_WHAT YOU ARE ASKED TO DO:_ Copy each line in the data that includes the word "will".

─── THE DATA ───

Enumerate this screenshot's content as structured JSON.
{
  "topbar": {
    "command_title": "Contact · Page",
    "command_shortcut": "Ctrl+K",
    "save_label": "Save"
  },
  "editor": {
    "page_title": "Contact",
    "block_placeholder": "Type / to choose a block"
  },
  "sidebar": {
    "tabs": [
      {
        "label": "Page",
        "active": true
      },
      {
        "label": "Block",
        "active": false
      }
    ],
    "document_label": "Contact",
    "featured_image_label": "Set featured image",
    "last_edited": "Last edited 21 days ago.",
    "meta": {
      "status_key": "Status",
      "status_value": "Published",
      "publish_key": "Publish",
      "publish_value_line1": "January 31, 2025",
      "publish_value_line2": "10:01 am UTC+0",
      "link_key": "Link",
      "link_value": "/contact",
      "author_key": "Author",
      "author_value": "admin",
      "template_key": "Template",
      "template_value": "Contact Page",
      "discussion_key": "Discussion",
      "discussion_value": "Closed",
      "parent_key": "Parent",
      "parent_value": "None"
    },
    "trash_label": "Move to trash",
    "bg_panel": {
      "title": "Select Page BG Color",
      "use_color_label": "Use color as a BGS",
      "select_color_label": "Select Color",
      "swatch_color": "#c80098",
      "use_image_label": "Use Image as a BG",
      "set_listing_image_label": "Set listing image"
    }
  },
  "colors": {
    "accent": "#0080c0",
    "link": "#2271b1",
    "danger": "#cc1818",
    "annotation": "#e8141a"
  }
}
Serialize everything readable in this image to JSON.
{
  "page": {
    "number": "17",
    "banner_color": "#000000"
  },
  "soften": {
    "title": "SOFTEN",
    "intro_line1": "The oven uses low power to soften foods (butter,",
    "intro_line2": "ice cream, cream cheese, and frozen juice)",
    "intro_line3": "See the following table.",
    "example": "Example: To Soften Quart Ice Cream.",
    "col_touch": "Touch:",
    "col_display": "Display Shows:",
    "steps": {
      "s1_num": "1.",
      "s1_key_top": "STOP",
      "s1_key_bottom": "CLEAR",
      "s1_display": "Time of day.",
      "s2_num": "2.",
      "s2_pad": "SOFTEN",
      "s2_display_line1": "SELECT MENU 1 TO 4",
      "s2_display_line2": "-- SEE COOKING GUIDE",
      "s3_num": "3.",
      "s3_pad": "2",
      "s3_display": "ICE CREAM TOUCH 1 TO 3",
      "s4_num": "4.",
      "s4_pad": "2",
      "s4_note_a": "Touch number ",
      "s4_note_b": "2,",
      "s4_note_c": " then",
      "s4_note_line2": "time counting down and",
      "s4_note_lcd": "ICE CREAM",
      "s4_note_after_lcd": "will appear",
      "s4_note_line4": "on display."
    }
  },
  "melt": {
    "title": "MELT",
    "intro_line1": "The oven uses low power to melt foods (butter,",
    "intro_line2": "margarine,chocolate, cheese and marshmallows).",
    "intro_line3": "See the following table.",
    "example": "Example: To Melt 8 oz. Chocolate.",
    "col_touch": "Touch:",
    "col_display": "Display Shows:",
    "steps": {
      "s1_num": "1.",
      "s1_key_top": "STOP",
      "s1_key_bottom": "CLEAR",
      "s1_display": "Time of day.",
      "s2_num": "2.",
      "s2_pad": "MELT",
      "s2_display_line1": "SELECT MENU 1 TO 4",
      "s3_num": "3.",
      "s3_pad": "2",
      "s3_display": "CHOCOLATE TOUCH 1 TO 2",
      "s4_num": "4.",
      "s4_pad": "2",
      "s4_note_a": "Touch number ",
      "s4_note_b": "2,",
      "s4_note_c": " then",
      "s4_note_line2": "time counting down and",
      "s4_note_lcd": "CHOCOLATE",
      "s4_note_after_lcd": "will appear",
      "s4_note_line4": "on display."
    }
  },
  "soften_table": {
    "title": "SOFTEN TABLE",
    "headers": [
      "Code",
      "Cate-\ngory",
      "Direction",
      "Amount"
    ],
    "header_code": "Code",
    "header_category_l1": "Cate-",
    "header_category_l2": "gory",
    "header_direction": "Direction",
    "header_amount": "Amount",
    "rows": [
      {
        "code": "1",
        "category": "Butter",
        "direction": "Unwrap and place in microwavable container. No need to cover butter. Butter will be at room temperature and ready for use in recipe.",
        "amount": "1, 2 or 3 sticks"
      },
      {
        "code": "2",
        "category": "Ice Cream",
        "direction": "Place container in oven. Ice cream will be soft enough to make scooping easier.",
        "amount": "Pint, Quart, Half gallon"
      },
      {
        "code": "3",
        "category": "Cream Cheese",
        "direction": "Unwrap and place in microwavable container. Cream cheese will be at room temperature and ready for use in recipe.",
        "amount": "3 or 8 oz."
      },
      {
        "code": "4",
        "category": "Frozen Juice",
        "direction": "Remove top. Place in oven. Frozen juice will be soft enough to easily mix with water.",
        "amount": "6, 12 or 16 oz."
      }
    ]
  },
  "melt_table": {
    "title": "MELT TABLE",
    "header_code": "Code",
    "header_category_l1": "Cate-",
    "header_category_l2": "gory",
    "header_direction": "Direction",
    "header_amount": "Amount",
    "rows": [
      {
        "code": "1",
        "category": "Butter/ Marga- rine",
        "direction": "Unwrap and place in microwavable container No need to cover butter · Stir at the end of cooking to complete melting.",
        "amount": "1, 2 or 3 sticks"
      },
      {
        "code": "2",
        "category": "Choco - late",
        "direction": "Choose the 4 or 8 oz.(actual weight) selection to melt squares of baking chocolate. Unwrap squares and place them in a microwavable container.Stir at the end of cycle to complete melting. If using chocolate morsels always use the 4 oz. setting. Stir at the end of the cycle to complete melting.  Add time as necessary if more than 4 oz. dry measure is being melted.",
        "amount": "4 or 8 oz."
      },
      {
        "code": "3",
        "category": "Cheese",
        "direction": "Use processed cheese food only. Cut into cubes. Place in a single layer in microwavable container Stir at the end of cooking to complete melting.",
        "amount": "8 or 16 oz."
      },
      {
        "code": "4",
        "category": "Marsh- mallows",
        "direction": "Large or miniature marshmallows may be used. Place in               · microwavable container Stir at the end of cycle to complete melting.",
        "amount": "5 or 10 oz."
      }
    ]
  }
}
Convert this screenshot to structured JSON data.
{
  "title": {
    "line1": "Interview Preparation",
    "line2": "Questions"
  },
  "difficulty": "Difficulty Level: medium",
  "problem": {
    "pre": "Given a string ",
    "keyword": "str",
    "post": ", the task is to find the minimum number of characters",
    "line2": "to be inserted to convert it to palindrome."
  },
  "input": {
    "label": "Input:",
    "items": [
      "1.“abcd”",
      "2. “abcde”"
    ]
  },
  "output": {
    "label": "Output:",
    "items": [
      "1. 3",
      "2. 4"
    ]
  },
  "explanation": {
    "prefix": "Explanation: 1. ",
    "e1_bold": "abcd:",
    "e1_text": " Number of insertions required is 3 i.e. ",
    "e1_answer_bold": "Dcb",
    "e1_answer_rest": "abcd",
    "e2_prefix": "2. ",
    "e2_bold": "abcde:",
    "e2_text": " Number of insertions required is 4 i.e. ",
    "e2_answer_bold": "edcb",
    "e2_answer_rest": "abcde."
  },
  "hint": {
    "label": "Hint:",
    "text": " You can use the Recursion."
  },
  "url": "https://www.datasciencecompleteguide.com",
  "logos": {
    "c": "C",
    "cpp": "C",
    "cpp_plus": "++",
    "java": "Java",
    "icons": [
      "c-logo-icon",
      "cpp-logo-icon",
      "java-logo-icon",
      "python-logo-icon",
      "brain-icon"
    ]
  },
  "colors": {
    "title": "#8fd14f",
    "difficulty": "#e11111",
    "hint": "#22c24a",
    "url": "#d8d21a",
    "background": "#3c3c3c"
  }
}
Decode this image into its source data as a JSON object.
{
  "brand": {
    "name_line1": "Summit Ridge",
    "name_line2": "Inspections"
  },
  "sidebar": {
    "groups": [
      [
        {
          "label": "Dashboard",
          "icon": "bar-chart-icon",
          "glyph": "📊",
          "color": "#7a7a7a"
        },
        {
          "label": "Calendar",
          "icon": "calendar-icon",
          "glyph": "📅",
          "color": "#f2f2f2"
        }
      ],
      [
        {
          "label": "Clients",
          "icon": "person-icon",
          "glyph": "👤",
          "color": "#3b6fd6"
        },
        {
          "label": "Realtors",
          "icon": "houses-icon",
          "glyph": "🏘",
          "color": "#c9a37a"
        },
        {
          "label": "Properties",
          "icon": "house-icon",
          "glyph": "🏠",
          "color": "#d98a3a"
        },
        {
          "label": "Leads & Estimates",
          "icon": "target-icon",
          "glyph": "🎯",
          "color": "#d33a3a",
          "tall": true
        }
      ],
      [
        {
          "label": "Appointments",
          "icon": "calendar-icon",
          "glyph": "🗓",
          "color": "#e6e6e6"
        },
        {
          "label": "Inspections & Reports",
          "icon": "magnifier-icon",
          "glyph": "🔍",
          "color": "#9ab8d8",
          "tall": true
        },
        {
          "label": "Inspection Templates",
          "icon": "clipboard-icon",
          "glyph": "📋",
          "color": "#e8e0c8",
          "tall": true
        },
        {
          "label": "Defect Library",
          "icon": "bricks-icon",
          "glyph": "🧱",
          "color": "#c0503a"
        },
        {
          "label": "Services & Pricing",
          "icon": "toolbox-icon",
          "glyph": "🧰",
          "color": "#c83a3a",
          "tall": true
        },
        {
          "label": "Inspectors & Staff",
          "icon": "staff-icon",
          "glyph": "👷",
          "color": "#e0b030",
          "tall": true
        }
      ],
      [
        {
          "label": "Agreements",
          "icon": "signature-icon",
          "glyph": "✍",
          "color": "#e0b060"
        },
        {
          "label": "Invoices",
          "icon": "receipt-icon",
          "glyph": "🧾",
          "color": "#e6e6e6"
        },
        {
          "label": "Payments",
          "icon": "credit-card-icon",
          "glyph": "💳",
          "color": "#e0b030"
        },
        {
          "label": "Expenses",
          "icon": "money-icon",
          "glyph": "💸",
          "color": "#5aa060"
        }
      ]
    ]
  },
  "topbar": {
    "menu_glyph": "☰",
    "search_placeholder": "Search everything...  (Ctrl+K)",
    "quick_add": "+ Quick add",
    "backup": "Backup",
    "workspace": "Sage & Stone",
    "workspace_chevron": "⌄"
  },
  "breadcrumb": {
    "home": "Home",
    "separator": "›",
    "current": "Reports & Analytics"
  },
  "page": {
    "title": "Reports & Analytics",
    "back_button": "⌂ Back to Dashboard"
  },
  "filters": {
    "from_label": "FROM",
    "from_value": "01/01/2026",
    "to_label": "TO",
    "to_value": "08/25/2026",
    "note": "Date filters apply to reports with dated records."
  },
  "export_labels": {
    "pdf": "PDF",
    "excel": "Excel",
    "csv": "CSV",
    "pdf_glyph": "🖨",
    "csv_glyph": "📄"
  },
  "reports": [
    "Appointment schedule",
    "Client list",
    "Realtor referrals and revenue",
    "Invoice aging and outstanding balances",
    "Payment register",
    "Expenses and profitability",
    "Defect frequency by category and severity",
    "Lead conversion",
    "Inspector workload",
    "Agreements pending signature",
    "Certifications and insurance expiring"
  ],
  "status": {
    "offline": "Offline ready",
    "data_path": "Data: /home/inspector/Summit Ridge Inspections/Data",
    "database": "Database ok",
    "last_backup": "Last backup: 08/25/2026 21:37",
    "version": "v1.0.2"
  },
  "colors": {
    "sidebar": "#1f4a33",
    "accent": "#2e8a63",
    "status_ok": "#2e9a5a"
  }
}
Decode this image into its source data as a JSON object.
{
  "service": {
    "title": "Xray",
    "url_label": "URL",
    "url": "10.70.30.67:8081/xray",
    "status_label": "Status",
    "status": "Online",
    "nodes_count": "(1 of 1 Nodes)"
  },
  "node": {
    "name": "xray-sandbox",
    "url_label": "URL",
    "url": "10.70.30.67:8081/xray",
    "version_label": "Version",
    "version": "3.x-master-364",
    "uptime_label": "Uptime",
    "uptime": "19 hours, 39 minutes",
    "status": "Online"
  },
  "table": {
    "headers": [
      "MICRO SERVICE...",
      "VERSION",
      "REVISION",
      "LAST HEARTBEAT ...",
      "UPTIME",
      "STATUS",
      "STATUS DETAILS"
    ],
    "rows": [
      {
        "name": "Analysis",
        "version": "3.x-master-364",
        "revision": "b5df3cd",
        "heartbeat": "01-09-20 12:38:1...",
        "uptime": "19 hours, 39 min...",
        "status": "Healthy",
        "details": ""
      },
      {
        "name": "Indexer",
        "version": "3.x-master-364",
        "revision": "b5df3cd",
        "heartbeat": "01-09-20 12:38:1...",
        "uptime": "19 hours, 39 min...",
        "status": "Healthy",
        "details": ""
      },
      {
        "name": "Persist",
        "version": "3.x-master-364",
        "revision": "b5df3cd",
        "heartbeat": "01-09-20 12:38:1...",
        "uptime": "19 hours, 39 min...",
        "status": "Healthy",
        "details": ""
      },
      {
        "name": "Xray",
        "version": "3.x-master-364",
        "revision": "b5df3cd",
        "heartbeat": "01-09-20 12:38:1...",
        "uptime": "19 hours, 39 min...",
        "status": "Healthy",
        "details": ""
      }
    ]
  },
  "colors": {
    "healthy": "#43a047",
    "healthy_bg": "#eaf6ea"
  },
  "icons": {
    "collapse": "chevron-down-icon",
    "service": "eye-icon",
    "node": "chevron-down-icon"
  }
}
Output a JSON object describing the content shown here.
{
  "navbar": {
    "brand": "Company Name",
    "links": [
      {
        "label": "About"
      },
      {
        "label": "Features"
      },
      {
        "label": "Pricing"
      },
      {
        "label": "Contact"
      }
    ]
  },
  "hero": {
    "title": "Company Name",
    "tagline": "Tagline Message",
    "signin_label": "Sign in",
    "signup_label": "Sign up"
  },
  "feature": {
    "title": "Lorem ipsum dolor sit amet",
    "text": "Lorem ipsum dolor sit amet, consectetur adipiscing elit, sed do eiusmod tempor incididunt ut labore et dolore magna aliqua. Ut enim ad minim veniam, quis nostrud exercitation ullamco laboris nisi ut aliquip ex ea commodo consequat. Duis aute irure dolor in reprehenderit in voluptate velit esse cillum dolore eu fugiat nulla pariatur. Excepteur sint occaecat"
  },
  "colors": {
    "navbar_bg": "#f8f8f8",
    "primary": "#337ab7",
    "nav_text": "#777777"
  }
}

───

_THE ANSWER:_
      "s4_note_after_lcd": "will appear",
      "s4_note_after_lcd": "will appear",
        "direction": "Unwrap and place in microwavable container. No need to cover butter. Butter will be at room temperature and ready for use in recipe.",
        "direction": "Place container in oven. Ice cream will be soft enough to make scooping easier.",
        "direction": "Unwrap and place in microwavable container. Cream cheese will be at room temperature and ready for use in recipe.",
        "direction": "Remove top. Place in oven. Frozen juice will be soft enough to easily mix with water.",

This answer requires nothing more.